Director of National Intelligence Dan Coats told the Senate Intelligence Committee that foreign actors see the upcoming elections as a chance for them to push for their interests by disrupting the process and dividing the electorate.
"We assess that foreign actors will view the 2020 U.S. elections as an opportunity to advance their interests,” he said. “We expect them to refine their capabilities and add new tactics as they learn from each other's experiences and efforts.”
Coats said Russia and perhaps other countries such as China – which is increasingly aligned with Moscow – are likely to use social media other means to influence the 2020 U.S. presidential election.
“Our adversaries and strategic competitors probably already are looking to the 2020 U.S. elections as an opportunity to advance their interests,” read the Worldwide Threat Assessment released by Coats on Tuesday.
“Russia’s social media efforts will continue to focus on aggravating social and racial tensions, undermining trust in authorities, and criticizing perceived anti-Russia politicians,” it continued. “Moscow may employ additional influence toolkits — such as spreading disinformation, conducting hack-and-leak operations, or manipulating data — in a more targeted fashion to influence U.S. policy, actions, and elections.”
Coats’s testimony went on to cast doubt on President Trump’s goal of a nuclear-free North Korea, saying it’s unlikely the regime will entirely dismantle its nuclear arsenal.
While admitting that Kim Jong Un has expressed support for a nuclear-free Korean peninsula and has not recently tested a nuclear-capable missile, Coats said the intelligence assessment indicates will continue to seek to retain its nuclear capabilities and “is unlikely to completely give up its nuclear weapons and production capability because its leaders ultimately view nuclear weapons as critical to regime survival.”
“Our assessment is bolstered by our observations of some activity that is inconsistent with full denuclearization,” he added, without providing more details.
The assessment deals a blow to the Trump administration’s view that North Korea, thanks to the historic summit last year where the North agreed to denuclearization of the peninsula, no longer seeks to develop their nuclear arsenal or poses the threat of nuclear weapons to its neighbors and American allies.
The threat assessment report also contradicts the Trump administration’s insistence that ISIS has been defeated, with the report claiming the terror group “very likely will continue to pursue external attacks from Iraq and Syria against regional and Western adversaries, including the United States.”

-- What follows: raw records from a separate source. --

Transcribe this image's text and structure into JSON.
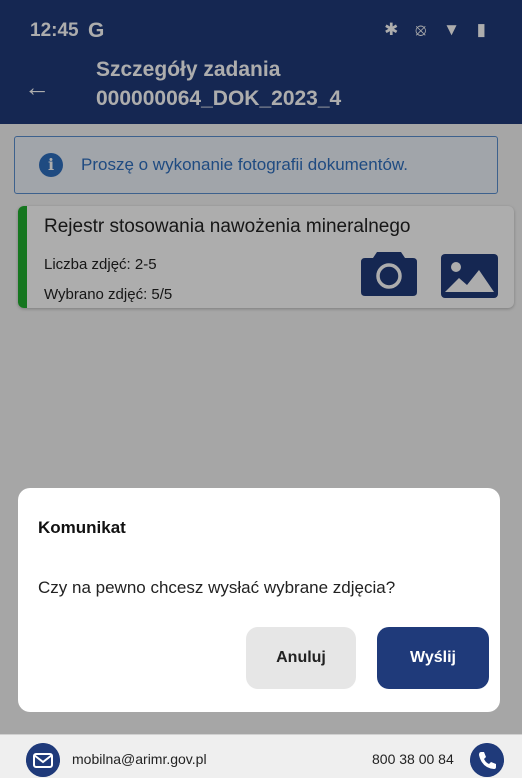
{
  "status": {
    "time": "12:45",
    "g": "G",
    "icons": "✱ ⦻ ▼ ▮"
  },
  "appbar": {
    "back": "←",
    "title_line1": "Szczegóły zadania",
    "title_line2": "000000064_DOK_2023_4"
  },
  "info": {
    "icon": "i",
    "text": "Proszę o wykonanie fotografii dokumentów."
  },
  "card": {
    "title": "Rejestr stosowania nawożenia mineralnego",
    "count": "Liczba zdjęć: 2-5",
    "selected": "Wybrano zdjęć: 5/5",
    "accent_color": "#1fae2f"
  },
  "dialog": {
    "title": "Komunikat",
    "message": "Czy na pewno chcesz wysłać wybrane zdjęcia?",
    "cancel_label": "Anuluj",
    "send_label": "Wyślij"
  },
  "footer": {
    "email": "mobilna@arimr.gov.pl",
    "phone": "800 38 00 84"
  },
  "colors": {
    "primary": "#1f3a7a",
    "info": "#2f6fbf"
  }
}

Coats told the committee that the terror group, which since has been decimated territory-wise in the Middle East, has “returned to its guerrilla warfare roots while continuing to plot attacks and direct its supporters worldwide.”
The Associated Press contributed to this report.